Despite the imminent arrival of 7nm EPYC Rome processors, Amazon is still investing in previous-gen 14nm EPYC Naples CPUs and made five new instances available globally. These new instances address a large variety of use cases, two of which target "business-critical applications" and "web and application servers," while another two target "high performance" and the last targets "a balance of compute, memory, and network resources for a broad spectrum of general-purpose workloads."
It might be surprising that Amazon is still investing in soon-to-be previous-gen hardware, especially since the upcoming Rome chips have double the cores and higher IPC that Naples. But considering Naples is still decently competitive with Intel's Xeon CPUs and is available for much cheaper than Rome (not to mention in much larger supply), it does make sense to keep buying what will soon be previous-gen AMD CPUs.
When Amazon is ready to launch Rome instances, it can simply take the older Naples-based servers and swap the CPU out with a new Rome chip, though users would miss out on PCIe 4.0 support. As such, it's actually in AMD's best interest to get as many companies investing into EPYC, even if it's older, cheaper hardware, because the EPYC platform is forwards compatible.
The continued adoption of EPYC CPUs, of course, bodes very well for AMD because the new models should be much better. Once the supply for Rome is sufficient, we should expect it to be very popular with cloud service providers like Amazon.
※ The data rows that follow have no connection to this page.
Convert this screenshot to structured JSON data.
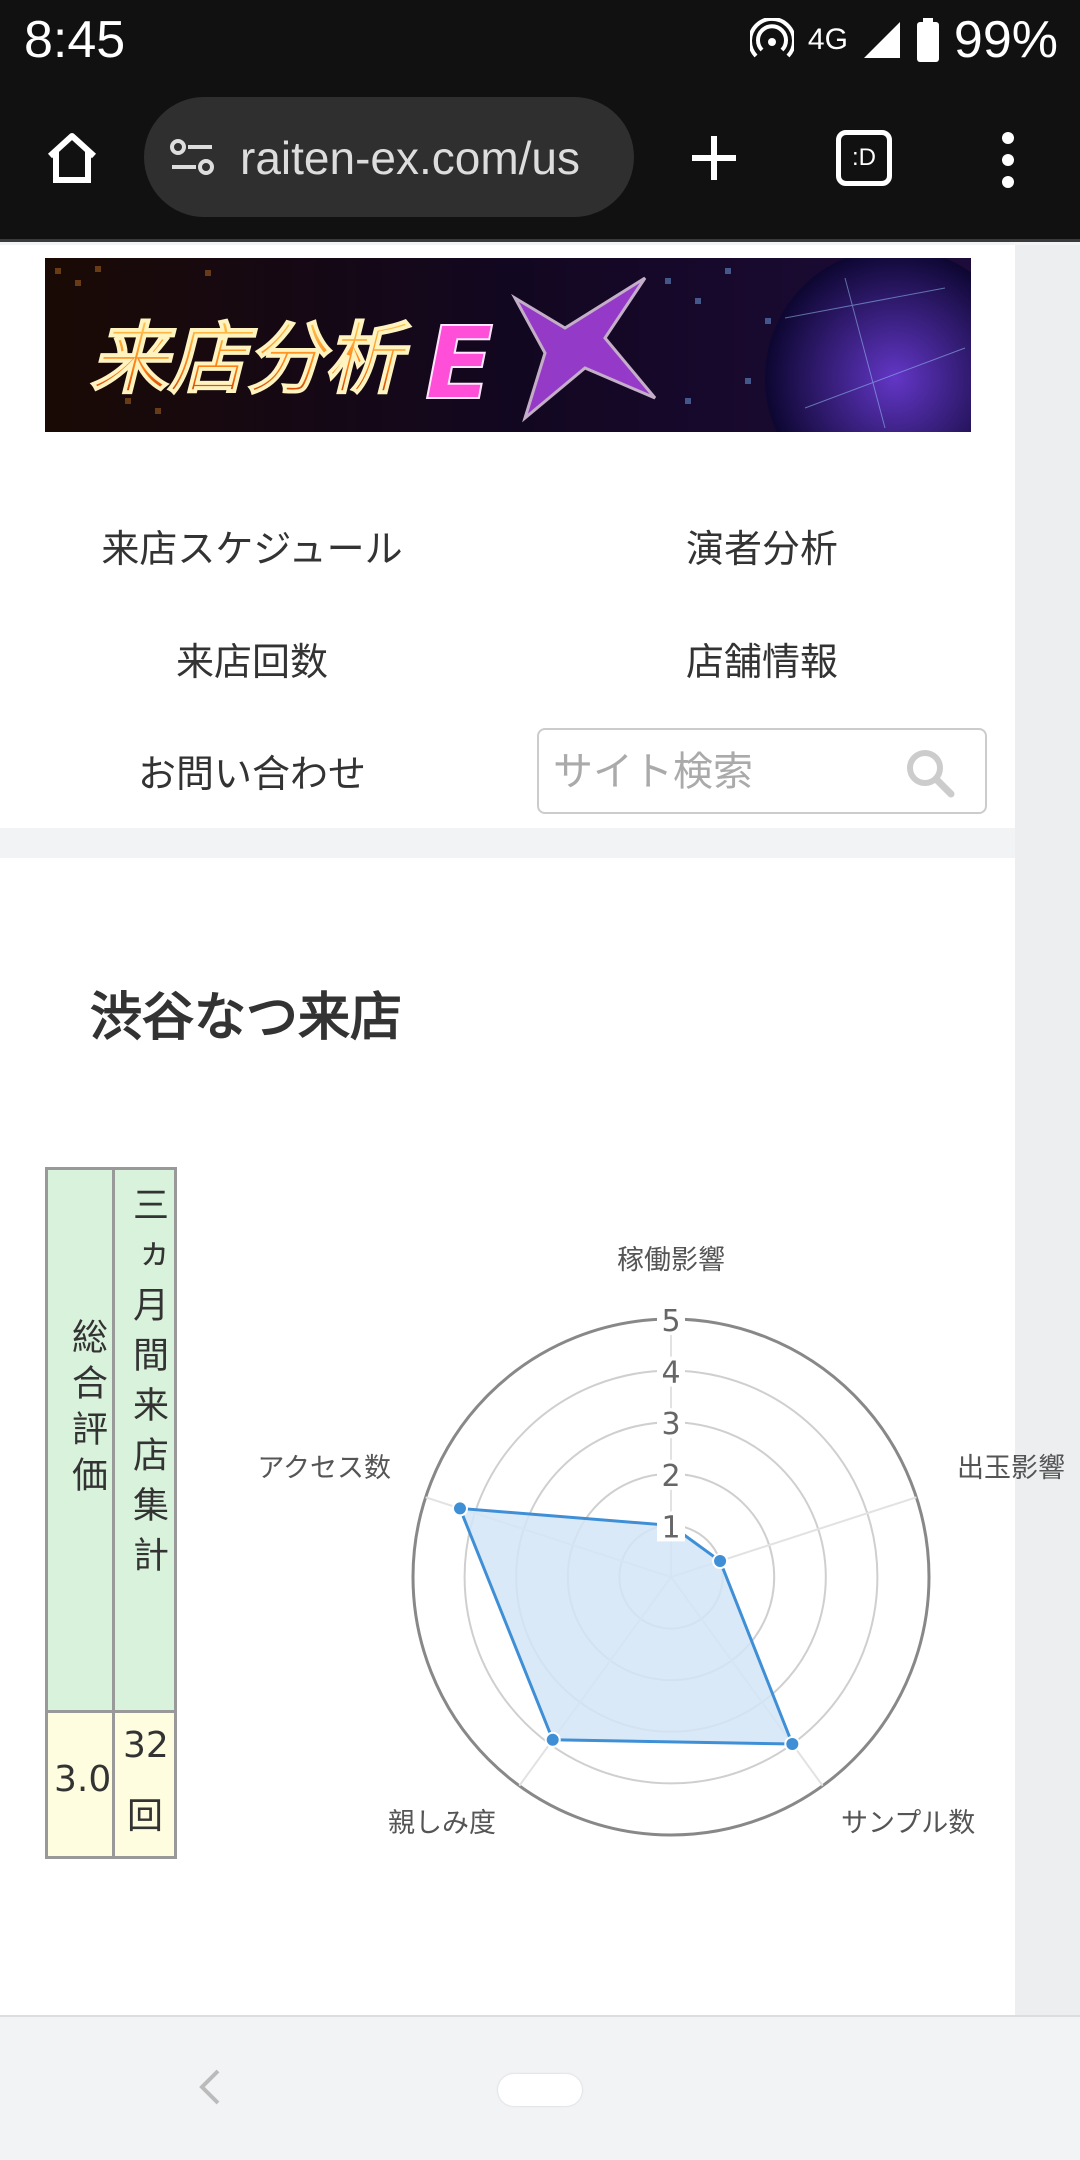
{
  "status_bar": {
    "time": "8:45",
    "network": "4G",
    "battery": "99%"
  },
  "browser": {
    "url": "raiten-ex.com/us",
    "home_icon": "home-icon",
    "site_info_icon": "site-settings-icon",
    "new_tab_icon": "plus-icon",
    "tabs_icon": "tab-switcher-icon",
    "tabs_label": ":D",
    "menu_icon": "more-vert-icon"
  },
  "nav": {
    "items": [
      "来店スケジュール",
      "演者分析",
      "来店回数",
      "店舗情報",
      "お問い合わせ"
    ],
    "search_placeholder": "サイト検索"
  },
  "main": {
    "title": "渋谷なつ来店",
    "summary_table": {
      "col1_header": "総合評価",
      "col2_header": "三ヵ月間来店集計",
      "col1_value": "3.0",
      "col2_value_num": "32",
      "col2_value_unit": "回"
    }
  },
  "chart_data": {
    "type": "radar",
    "categories": [
      "稼働影響",
      "出玉影響",
      "サンプル数",
      "親しみ度",
      "アクセス数"
    ],
    "series": [
      {
        "values": [
          1.0,
          1.0,
          4.0,
          3.9,
          4.3
        ]
      }
    ],
    "r_ticks": [
      "1",
      "2",
      "3",
      "4",
      "5"
    ],
    "rlim": [
      0,
      5
    ],
    "colors": {
      "line": "#3f8fd6",
      "fill": "#d3e5f7",
      "grid": "#cfcfcf",
      "outer": "#888888"
    }
  }
}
AMD won't supplant Intel as the key provider for server CPUs, no matter how good Rome is, but the tides could be turning.